# Listed entries:
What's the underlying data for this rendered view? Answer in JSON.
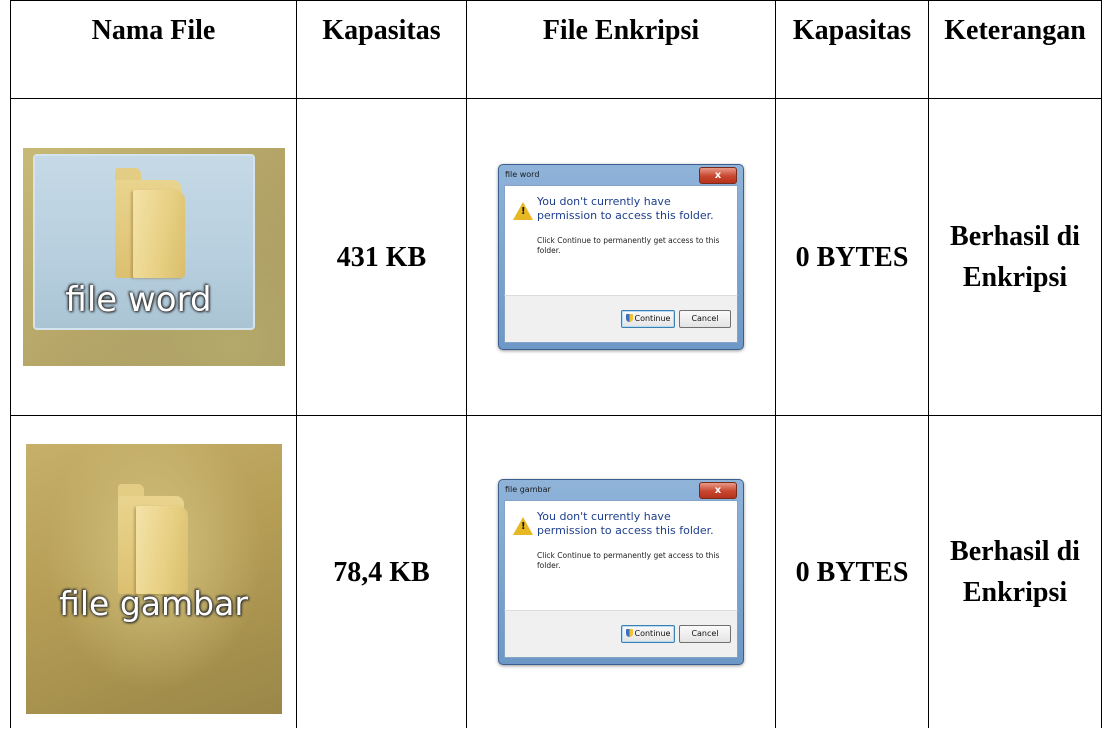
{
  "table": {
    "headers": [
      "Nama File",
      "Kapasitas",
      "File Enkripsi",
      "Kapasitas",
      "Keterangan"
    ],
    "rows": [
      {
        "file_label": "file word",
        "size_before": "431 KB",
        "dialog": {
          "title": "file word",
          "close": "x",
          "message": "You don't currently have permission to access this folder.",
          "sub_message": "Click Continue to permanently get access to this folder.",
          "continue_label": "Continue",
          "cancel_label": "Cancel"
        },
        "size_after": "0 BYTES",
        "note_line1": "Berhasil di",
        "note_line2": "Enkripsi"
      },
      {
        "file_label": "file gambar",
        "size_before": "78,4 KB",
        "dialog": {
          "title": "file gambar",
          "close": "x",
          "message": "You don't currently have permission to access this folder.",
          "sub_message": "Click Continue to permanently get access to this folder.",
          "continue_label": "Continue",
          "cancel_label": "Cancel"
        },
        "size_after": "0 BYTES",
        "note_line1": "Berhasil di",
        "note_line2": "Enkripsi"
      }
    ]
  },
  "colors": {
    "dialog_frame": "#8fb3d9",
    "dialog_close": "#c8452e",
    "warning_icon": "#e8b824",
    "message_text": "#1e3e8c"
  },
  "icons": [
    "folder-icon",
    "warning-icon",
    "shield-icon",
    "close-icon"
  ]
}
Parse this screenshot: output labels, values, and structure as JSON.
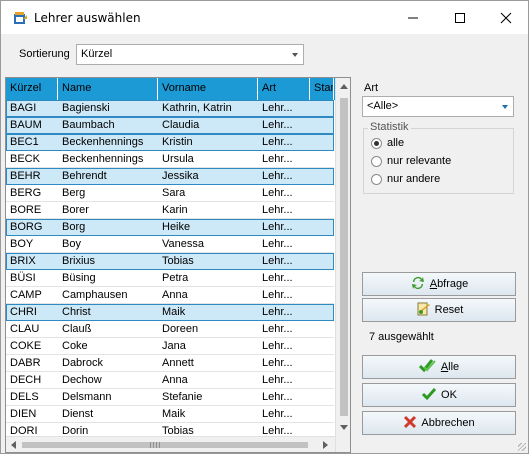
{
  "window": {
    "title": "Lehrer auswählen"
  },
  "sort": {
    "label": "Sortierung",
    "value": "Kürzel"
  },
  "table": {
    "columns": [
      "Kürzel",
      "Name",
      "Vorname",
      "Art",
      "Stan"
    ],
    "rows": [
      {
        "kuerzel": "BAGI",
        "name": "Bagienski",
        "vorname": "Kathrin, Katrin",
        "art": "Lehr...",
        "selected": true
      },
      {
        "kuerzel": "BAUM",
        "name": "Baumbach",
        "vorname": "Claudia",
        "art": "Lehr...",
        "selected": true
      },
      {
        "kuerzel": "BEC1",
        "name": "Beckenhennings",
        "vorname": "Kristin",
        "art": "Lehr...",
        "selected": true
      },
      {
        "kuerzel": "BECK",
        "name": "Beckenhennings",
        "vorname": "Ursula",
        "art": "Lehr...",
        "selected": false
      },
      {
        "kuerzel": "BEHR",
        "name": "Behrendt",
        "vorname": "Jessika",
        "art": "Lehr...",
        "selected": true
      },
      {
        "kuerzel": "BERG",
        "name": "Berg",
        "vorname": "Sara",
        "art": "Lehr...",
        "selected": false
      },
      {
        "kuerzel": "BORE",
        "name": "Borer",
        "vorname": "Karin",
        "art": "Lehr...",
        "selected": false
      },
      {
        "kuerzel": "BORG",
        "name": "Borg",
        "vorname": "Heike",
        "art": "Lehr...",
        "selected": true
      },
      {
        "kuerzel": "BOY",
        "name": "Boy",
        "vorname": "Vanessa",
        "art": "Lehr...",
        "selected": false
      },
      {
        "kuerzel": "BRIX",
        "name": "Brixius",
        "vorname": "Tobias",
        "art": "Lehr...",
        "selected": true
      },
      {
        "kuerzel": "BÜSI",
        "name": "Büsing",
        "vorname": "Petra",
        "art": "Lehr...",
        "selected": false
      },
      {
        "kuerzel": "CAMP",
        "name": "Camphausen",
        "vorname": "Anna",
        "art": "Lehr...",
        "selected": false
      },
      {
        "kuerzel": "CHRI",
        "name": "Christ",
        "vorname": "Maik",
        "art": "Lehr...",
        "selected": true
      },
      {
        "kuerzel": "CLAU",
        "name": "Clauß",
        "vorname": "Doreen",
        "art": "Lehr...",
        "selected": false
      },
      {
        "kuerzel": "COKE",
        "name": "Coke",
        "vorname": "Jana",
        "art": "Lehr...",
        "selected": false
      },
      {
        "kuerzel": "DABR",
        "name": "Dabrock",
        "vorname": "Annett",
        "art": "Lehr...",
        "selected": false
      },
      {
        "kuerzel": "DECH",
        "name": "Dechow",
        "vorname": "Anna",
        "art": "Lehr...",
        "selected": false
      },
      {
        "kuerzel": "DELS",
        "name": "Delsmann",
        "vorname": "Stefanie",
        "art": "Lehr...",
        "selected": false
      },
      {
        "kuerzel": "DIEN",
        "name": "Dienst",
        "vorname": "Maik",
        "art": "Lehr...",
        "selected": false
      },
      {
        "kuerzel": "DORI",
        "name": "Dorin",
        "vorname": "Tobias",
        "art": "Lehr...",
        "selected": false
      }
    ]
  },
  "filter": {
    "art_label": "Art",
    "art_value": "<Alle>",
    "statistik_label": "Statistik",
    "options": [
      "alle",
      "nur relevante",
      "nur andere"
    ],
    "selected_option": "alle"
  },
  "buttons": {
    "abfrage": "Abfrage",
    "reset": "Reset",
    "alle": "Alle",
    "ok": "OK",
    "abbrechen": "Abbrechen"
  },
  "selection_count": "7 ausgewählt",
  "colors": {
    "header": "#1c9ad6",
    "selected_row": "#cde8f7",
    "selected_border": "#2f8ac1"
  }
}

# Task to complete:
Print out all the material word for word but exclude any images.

# Task output:
What's the underlying data for this rendered view? Answer in JSON.
{
  "table": {
    "headers": [
      "Nama File",
      "Kapasitas",
      "File Enkripsi",
      "Kapasitas",
      "Keterangan"
    ],
    "rows": [
      {
        "file_label": "file word",
        "size_before": "431 KB",
        "dialog": {
          "title": "file word",
          "close": "x",
          "message": "You don't currently have permission to access this folder.",
          "sub_message": "Click Continue to permanently get access to this folder.",
          "continue_label": "Continue",
          "cancel_label": "Cancel"
        },
        "size_after": "0 BYTES",
        "note_line1": "Berhasil di",
        "note_line2": "Enkripsi"
      },
      {
        "file_label": "file gambar",
        "size_before": "78,4 KB",
        "dialog": {
          "title": "file gambar",
          "close": "x",
          "message": "You don't currently have permission to access this folder.",
          "sub_message": "Click Continue to permanently get access to this folder.",
          "continue_label": "Continue",
          "cancel_label": "Cancel"
        },
        "size_after": "0 BYTES",
        "note_line1": "Berhasil di",
        "note_line2": "Enkripsi"
      }
    ]
  },
  "colors": {
    "dialog_frame": "#8fb3d9",
    "dialog_close": "#c8452e",
    "warning_icon": "#e8b824",
    "message_text": "#1e3e8c"
  },
  "icons": [
    "folder-icon",
    "warning-icon",
    "shield-icon",
    "close-icon"
  ]
}
Parse this screenshot: output labels, values, and structure as JSON.
{
  "window": {
    "title": "Lehrer auswählen"
  },
  "sort": {
    "label": "Sortierung",
    "value": "Kürzel"
  },
  "table": {
    "columns": [
      "Kürzel",
      "Name",
      "Vorname",
      "Art",
      "Stan"
    ],
    "rows": [
      {
        "kuerzel": "BAGI",
        "name": "Bagienski",
        "vorname": "Kathrin, Katrin",
        "art": "Lehr...",
        "selected": true
      },
      {
        "kuerzel": "BAUM",
        "name": "Baumbach",
        "vorname": "Claudia",
        "art": "Lehr...",
        "selected": true
      },
      {
        "kuerzel": "BEC1",
        "name": "Beckenhennings",
        "vorname": "Kristin",
        "art": "Lehr...",
        "selected": true
      },
      {
        "kuerzel": "BECK",
        "name": "Beckenhennings",
        "vorname": "Ursula",
        "art": "Lehr...",
        "selected": false
      },
      {
        "kuerzel": "BEHR",
        "name": "Behrendt",
        "vorname": "Jessika",
        "art": "Lehr...",
        "selected": true
      },
      {
        "kuerzel": "BERG",
        "name": "Berg",
        "vorname": "Sara",
        "art": "Lehr...",
        "selected": false
      },
      {
        "kuerzel": "BORE",
        "name": "Borer",
        "vorname": "Karin",
        "art": "Lehr...",
        "selected": false
      },
      {
        "kuerzel": "BORG",
        "name": "Borg",
        "vorname": "Heike",
        "art": "Lehr...",
        "selected": true
      },
      {
        "kuerzel": "BOY",
        "name": "Boy",
        "vorname": "Vanessa",
        "art": "Lehr...",
        "selected": false
      },
      {
        "kuerzel": "BRIX",
        "name": "Brixius",
        "vorname": "Tobias",
        "art": "Lehr...",
        "selected": true
      },
      {
        "kuerzel": "BÜSI",
        "name": "Büsing",
        "vorname": "Petra",
        "art": "Lehr...",
        "selected": false
      },
      {
        "kuerzel": "CAMP",
        "name": "Camphausen",
        "vorname": "Anna",
        "art": "Lehr...",
        "selected": false
      },
      {
        "kuerzel": "CHRI",
        "name": "Christ",
        "vorname": "Maik",
        "art": "Lehr...",
        "selected": true
      },
      {
        "kuerzel": "CLAU",
        "name": "Clauß",
        "vorname": "Doreen",
        "art": "Lehr...",
        "selected": false
      },
      {
        "kuerzel": "COKE",
        "name": "Coke",
        "vorname": "Jana",
        "art": "Lehr...",
        "selected": false
      },
      {
        "kuerzel": "DABR",
        "name": "Dabrock",
        "vorname": "Annett",
        "art": "Lehr...",
        "selected": false
      },
      {
        "kuerzel": "DECH",
        "name": "Dechow",
        "vorname": "Anna",
        "art": "Lehr...",
        "selected": false
      },
      {
        "kuerzel": "DELS",
        "name": "Delsmann",
        "vorname": "Stefanie",
        "art": "Lehr...",
        "selected": false
      },
      {
        "kuerzel": "DIEN",
        "name": "Dienst",
        "vorname": "Maik",
        "art": "Lehr...",
        "selected": false
      },
      {
        "kuerzel": "DORI",
        "name": "Dorin",
        "vorname": "Tobias",
        "art": "Lehr...",
        "selected": false
      }
    ]
  },
  "filter": {
    "art_label": "Art",
    "art_value": "<Alle>",
    "statistik_label": "Statistik",
    "options": [
      "alle",
      "nur relevante",
      "nur andere"
    ],
    "selected_option": "alle"
  },
  "buttons": {
    "abfrage": "Abfrage",
    "reset": "Reset",
    "alle": "Alle",
    "ok": "OK",
    "abbrechen": "Abbrechen"
  },
  "selection_count": "7 ausgewählt",
  "colors": {
    "header": "#1c9ad6",
    "selected_row": "#cde8f7",
    "selected_border": "#2f8ac1"
  }
}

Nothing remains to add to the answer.